(Saved entries)
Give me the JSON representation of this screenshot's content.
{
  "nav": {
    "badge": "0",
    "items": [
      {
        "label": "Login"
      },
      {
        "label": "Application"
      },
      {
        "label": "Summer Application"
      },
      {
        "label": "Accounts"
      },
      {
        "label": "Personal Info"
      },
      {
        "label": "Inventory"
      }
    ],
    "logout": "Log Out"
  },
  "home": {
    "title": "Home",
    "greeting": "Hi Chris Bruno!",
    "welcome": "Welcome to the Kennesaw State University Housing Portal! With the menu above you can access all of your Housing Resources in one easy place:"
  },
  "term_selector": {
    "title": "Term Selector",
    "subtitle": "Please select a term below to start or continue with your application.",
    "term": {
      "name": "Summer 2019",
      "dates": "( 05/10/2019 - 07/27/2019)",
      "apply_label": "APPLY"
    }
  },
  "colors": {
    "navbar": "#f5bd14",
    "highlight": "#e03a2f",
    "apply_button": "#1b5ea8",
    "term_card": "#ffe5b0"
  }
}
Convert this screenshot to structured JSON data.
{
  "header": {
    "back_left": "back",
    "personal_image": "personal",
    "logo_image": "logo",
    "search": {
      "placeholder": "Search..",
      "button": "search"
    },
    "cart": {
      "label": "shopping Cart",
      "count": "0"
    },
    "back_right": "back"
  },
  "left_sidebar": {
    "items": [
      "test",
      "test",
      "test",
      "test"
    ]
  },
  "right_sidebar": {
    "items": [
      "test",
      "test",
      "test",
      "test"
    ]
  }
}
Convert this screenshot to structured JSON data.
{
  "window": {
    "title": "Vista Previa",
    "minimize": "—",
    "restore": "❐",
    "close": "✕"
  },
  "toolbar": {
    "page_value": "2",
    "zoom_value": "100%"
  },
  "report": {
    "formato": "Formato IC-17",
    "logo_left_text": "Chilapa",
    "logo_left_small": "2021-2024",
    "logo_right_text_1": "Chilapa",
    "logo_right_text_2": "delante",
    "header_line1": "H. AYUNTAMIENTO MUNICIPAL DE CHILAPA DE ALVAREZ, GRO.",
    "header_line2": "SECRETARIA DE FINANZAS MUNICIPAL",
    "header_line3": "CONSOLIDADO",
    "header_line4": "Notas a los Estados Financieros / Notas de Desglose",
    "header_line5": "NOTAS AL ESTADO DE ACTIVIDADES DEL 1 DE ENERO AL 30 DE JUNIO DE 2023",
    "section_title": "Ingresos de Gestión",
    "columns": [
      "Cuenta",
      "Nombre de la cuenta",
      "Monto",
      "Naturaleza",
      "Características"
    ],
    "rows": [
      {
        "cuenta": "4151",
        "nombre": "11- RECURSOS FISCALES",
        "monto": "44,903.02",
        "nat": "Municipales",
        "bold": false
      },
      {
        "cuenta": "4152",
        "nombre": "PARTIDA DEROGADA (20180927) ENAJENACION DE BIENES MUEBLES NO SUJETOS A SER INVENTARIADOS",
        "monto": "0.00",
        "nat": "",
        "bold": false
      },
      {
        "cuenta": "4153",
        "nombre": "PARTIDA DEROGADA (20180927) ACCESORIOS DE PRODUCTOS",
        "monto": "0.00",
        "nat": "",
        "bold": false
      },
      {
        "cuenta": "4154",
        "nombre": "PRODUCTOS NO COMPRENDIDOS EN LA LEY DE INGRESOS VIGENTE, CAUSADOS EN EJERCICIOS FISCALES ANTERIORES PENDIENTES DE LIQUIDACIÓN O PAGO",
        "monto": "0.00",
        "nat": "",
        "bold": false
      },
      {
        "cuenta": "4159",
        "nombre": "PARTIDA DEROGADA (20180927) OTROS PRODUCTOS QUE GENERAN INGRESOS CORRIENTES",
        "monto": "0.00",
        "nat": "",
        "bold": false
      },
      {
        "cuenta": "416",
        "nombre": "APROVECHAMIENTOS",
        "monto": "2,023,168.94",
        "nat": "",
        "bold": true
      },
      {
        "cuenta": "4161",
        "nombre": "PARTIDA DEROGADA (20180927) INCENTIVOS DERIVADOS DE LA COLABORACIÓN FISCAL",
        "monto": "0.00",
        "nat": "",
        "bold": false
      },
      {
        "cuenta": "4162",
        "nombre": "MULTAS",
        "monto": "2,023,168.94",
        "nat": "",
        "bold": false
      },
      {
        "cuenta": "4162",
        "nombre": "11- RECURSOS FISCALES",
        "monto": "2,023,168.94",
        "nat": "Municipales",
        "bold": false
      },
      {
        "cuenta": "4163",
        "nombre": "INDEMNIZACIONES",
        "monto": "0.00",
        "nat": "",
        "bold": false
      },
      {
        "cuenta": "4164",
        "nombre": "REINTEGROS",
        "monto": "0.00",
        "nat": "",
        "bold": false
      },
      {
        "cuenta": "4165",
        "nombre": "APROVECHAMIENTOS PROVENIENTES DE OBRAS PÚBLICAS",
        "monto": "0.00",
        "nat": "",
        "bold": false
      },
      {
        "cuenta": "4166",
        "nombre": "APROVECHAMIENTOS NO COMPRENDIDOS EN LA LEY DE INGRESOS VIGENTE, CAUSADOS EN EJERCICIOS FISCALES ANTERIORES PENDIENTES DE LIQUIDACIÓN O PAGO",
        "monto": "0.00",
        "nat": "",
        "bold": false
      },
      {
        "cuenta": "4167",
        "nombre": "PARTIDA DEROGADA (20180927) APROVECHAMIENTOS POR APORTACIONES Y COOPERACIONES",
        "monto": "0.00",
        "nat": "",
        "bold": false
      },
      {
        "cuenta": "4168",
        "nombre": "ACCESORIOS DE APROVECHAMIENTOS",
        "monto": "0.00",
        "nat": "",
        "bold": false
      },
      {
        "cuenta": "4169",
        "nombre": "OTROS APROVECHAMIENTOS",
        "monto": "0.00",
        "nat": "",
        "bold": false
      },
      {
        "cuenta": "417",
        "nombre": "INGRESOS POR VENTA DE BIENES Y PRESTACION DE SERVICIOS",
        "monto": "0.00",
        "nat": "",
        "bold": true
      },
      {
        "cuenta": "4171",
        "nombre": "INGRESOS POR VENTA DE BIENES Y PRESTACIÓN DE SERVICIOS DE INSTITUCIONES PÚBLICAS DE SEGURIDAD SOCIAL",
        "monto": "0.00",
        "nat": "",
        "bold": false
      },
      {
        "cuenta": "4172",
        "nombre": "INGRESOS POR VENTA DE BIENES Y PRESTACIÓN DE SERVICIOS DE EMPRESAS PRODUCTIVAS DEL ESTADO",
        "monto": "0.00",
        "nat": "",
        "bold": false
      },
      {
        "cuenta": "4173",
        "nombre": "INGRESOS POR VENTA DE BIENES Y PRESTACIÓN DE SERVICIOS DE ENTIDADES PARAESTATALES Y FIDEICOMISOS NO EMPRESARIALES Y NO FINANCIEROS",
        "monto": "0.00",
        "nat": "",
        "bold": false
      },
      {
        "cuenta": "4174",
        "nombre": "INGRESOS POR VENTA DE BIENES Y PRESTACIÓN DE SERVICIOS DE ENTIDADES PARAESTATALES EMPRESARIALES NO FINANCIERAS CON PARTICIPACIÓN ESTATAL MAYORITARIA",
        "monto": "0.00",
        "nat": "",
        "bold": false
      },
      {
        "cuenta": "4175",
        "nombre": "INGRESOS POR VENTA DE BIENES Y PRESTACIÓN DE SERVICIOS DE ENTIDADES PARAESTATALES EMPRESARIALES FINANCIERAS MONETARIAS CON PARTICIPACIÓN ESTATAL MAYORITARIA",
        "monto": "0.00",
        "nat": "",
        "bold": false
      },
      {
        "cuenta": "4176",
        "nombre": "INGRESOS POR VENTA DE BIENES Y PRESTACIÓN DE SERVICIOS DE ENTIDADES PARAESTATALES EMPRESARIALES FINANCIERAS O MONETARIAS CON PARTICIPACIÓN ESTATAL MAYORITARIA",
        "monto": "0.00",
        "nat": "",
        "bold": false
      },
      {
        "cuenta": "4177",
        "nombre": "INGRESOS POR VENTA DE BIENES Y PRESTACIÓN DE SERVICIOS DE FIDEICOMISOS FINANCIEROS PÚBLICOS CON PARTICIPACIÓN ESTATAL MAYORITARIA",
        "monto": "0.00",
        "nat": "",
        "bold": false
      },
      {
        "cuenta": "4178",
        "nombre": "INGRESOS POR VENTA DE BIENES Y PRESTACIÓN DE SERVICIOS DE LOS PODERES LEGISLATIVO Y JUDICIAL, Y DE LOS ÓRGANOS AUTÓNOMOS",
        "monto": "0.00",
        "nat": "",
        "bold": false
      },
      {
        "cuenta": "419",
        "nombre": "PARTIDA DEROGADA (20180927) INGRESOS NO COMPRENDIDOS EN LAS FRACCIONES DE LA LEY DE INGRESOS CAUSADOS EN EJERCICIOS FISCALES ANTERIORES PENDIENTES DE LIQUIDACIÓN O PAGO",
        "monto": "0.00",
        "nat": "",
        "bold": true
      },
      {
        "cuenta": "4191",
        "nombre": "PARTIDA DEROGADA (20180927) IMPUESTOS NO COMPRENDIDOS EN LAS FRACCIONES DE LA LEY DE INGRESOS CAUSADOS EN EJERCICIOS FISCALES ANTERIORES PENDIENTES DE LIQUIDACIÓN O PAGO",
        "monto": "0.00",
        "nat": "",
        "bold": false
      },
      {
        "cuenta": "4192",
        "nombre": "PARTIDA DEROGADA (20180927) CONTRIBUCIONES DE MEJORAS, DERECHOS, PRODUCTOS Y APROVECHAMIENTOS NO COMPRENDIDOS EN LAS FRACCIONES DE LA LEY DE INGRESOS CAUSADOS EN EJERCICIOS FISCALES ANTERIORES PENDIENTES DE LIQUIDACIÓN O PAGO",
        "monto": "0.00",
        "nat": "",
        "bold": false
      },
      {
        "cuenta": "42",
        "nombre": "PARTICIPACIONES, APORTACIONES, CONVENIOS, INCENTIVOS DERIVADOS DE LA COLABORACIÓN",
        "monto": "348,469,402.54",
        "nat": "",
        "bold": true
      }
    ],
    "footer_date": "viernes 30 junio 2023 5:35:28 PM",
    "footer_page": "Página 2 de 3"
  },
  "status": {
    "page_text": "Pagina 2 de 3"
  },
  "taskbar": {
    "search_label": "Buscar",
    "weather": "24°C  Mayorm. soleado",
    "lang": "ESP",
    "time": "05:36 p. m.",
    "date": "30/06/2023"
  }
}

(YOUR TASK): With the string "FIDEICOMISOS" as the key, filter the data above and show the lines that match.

(PROBLEM SOLUTION):
        "nombre": "INGRESOS POR VENTA DE BIENES Y PRESTACIÓN DE SERVICIOS DE ENTIDADES PARAESTATALES Y FIDEICOMISOS NO EMPRESARIALES Y NO FINANCIEROS",
        "nombre": "INGRESOS POR VENTA DE BIENES Y PRESTACIÓN DE SERVICIOS DE FIDEICOMISOS FINANCIEROS PÚBLICOS CON PARTICIPACIÓN ESTATAL MAYORITARIA",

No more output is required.